### WHAT IS EXPECTED
Filter these entries down to lines holding "Geometry".

Stored data entries:
- - - -

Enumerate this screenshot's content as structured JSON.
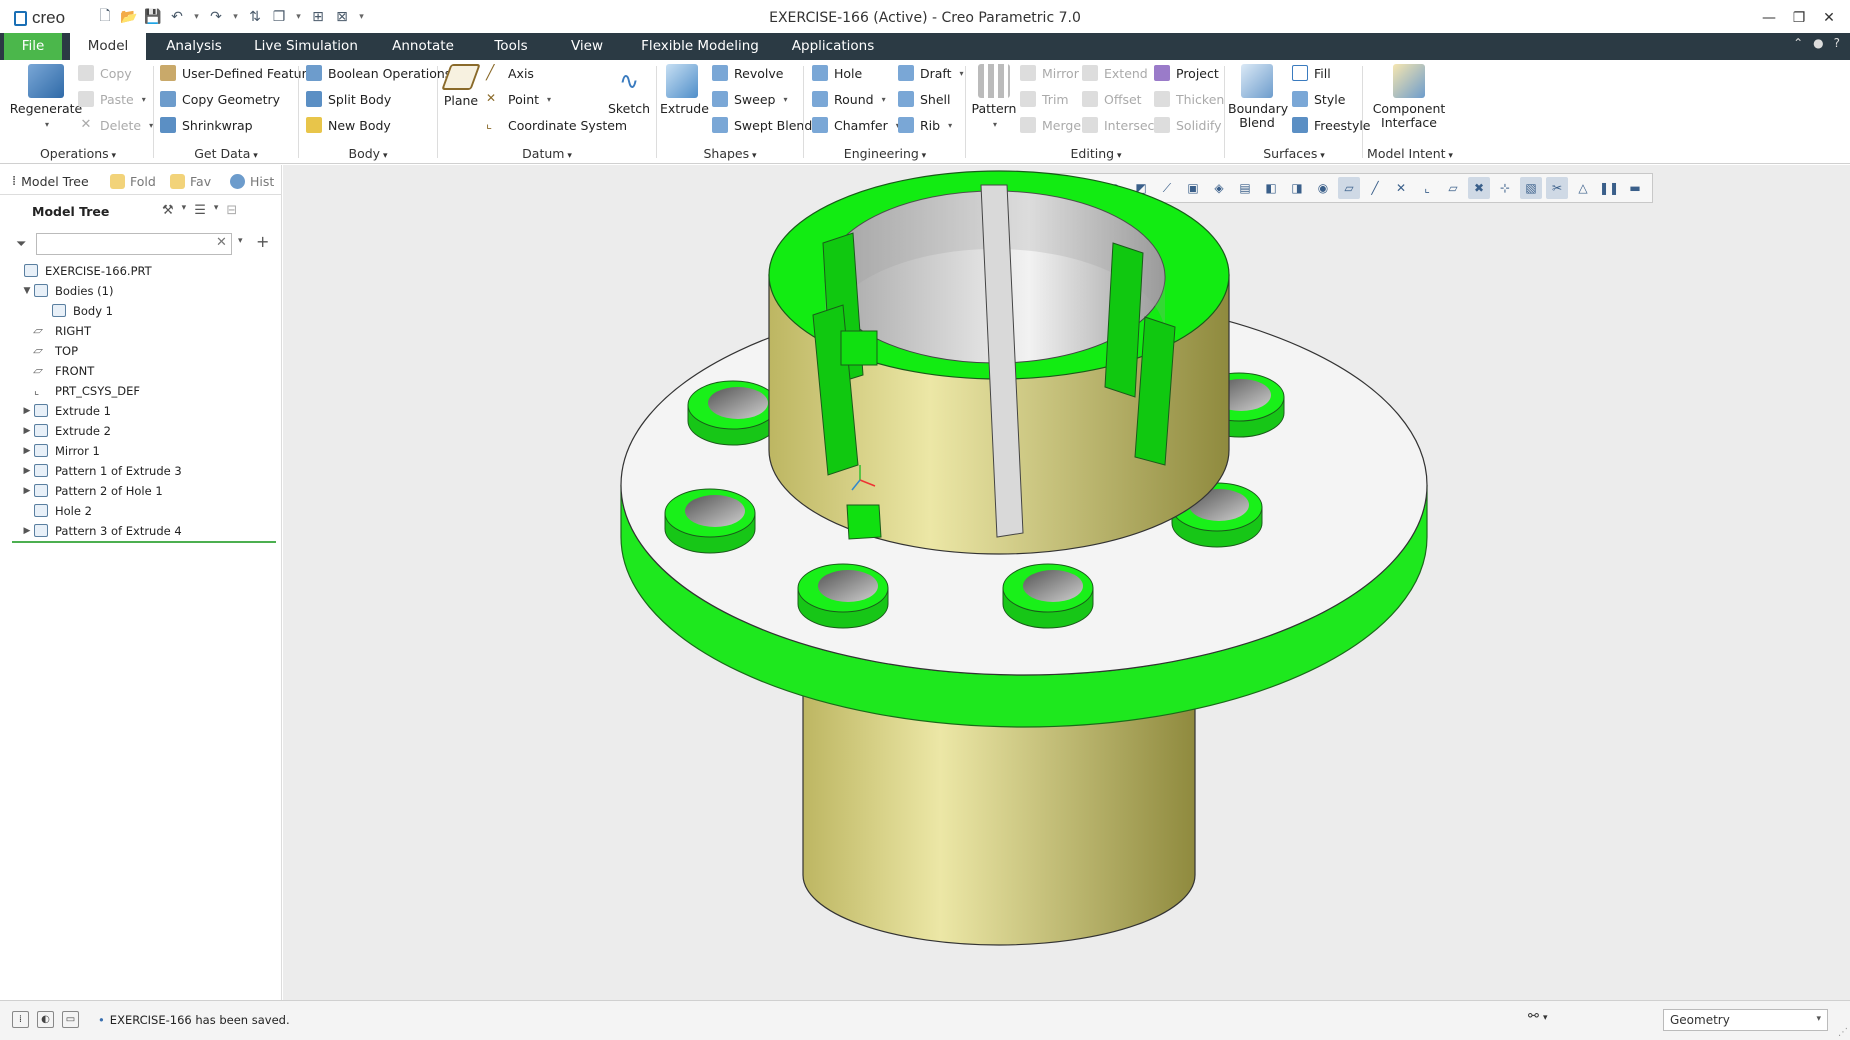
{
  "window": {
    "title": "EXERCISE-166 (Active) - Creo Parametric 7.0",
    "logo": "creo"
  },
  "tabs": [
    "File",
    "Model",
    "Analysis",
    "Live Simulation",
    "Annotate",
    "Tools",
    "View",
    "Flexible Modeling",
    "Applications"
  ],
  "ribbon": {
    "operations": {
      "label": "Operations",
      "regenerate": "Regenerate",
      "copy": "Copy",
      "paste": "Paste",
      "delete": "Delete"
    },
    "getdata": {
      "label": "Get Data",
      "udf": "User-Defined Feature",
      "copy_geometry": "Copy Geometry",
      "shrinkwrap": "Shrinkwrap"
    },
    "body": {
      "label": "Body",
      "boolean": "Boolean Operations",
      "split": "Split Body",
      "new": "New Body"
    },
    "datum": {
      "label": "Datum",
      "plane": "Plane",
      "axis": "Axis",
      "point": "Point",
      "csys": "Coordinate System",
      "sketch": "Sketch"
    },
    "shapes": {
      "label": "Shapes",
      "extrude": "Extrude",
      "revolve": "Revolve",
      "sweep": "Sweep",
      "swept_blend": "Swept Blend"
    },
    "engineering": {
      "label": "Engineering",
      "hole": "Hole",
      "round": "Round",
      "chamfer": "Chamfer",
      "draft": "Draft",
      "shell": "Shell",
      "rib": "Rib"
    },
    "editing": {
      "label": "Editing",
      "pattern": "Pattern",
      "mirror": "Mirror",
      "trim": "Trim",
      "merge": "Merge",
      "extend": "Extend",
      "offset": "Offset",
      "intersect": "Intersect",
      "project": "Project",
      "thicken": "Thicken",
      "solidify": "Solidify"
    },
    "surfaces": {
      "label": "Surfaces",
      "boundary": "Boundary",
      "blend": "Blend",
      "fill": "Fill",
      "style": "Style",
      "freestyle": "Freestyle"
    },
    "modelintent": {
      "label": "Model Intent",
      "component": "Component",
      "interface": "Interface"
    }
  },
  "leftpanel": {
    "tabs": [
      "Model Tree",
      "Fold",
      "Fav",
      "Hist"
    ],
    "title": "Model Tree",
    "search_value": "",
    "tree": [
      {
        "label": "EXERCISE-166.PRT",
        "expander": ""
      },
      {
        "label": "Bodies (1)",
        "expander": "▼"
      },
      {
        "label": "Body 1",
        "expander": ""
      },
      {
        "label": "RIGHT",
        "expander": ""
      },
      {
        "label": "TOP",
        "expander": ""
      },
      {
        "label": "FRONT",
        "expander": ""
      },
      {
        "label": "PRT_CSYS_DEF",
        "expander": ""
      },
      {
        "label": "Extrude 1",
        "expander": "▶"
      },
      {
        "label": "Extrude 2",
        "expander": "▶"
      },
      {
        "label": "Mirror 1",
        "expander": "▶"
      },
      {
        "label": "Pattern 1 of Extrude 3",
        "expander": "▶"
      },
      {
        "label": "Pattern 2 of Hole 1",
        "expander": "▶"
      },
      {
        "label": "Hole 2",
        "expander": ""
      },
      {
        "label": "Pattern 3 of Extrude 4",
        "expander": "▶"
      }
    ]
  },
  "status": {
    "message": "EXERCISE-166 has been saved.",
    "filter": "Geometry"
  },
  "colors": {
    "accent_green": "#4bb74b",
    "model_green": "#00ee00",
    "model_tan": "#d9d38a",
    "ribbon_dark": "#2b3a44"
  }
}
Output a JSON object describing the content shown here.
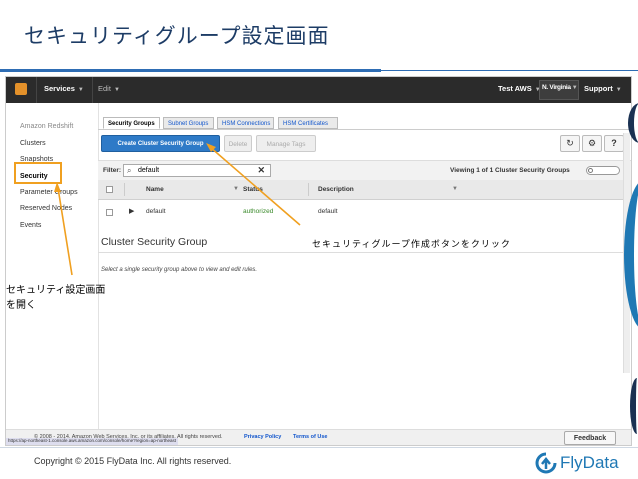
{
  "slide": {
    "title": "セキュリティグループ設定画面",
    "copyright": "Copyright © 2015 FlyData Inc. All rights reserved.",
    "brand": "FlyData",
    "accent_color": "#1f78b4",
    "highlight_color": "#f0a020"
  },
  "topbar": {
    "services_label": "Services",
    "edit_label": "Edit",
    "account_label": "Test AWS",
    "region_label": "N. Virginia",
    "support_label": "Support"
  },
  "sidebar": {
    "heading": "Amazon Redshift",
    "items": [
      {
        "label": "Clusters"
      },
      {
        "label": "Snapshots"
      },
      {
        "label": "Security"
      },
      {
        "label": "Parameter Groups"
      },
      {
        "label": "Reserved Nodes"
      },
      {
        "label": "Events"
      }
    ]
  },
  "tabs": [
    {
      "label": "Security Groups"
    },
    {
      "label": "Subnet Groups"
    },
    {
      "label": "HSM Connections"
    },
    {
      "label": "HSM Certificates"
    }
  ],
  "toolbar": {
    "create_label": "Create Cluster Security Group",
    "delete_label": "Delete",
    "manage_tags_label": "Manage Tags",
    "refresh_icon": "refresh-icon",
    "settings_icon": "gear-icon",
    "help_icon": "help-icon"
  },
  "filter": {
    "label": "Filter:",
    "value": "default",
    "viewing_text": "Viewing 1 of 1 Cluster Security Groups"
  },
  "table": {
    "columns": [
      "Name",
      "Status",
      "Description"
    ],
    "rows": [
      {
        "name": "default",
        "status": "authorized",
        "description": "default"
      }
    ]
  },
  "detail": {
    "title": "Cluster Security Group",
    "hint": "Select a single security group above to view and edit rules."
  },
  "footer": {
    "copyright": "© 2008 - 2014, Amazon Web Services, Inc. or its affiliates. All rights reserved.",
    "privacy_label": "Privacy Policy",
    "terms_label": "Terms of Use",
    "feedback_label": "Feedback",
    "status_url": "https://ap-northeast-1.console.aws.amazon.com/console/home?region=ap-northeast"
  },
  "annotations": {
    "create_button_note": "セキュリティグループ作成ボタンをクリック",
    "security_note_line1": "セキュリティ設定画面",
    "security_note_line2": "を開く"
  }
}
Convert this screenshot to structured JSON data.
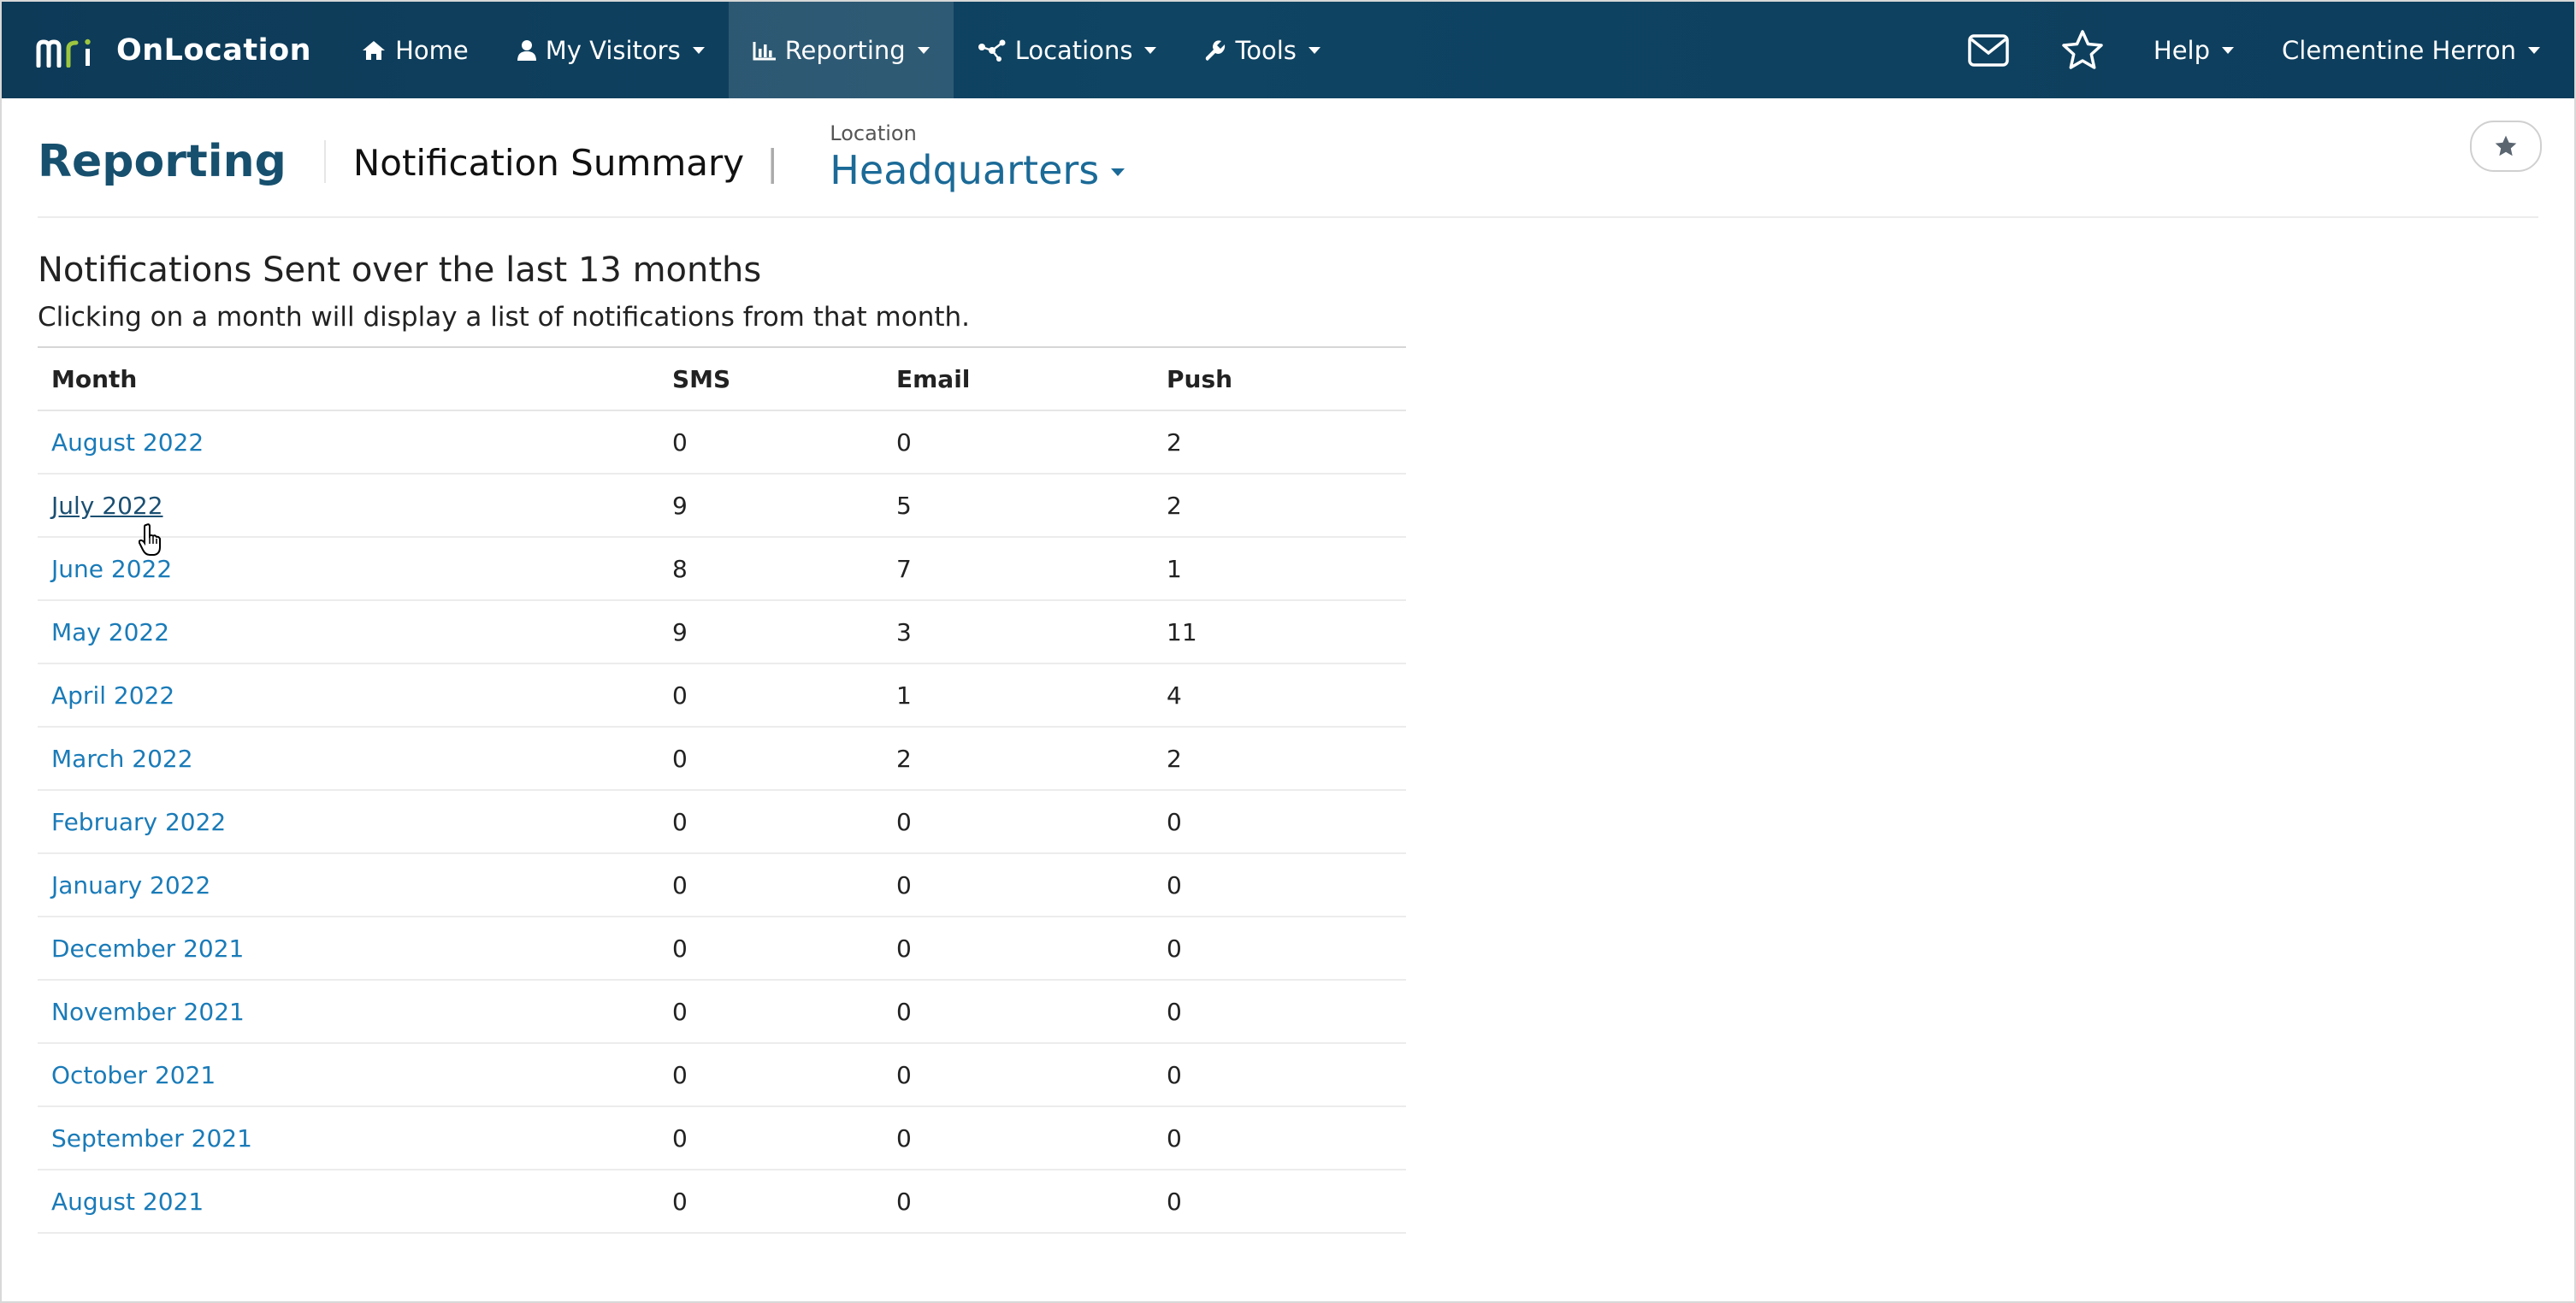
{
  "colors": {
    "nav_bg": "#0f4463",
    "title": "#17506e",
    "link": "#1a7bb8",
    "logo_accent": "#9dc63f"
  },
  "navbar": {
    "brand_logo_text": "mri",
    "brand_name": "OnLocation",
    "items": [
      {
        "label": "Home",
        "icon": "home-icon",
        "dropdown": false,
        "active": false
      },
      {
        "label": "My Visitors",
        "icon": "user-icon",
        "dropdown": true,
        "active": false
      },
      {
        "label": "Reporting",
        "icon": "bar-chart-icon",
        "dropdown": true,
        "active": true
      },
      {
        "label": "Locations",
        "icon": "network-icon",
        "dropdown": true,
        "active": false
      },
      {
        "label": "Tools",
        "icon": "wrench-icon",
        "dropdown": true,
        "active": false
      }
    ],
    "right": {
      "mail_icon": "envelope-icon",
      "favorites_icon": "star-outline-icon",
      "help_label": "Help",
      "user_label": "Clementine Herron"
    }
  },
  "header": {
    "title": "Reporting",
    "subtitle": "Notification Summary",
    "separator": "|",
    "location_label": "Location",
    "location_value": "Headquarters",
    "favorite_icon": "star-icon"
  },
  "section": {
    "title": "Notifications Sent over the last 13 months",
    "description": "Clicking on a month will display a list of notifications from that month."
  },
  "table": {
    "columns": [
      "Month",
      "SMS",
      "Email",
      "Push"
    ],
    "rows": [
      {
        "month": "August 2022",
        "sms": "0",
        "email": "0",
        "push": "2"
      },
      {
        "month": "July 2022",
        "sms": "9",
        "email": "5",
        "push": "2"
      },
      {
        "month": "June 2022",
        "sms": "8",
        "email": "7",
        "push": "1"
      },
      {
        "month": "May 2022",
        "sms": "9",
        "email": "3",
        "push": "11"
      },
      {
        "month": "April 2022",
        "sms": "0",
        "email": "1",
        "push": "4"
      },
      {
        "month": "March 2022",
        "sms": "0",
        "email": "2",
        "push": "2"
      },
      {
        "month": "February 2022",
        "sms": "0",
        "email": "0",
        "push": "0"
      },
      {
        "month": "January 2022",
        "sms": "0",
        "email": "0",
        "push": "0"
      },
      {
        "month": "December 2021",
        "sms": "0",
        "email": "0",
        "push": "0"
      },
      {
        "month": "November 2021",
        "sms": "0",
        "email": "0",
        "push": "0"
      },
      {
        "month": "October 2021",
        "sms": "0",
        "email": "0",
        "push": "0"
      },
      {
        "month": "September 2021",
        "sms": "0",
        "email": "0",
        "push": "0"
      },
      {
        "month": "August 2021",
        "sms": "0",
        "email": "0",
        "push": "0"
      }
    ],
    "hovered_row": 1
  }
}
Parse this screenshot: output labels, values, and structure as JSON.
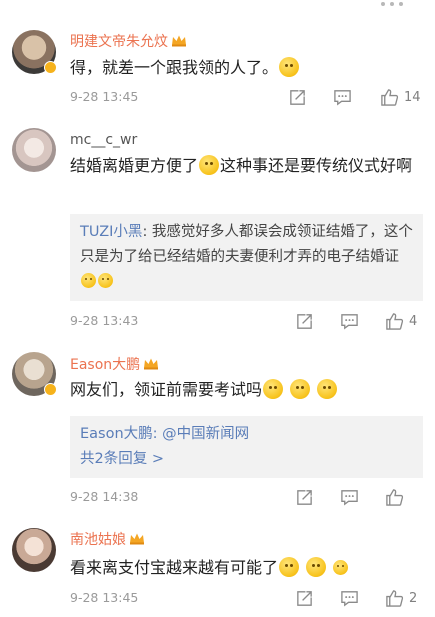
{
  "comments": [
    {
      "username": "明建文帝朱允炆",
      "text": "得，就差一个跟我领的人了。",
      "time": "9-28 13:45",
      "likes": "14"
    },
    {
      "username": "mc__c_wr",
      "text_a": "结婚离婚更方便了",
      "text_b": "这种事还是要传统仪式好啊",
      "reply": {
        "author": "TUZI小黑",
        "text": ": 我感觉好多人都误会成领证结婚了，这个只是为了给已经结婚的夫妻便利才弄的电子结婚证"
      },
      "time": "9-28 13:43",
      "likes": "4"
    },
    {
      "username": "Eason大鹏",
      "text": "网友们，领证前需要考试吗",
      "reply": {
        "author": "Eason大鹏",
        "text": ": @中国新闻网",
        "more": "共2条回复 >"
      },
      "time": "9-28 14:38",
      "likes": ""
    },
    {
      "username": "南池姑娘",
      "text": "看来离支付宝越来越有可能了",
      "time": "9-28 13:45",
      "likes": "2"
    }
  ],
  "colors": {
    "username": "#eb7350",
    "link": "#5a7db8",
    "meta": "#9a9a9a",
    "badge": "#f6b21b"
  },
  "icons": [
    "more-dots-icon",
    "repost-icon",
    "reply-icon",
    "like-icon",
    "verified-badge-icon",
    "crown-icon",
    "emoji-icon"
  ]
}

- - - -

### ANSWER SPACE
      "copy_geometry": "Copy Geometry",
    "filter": "Geometry"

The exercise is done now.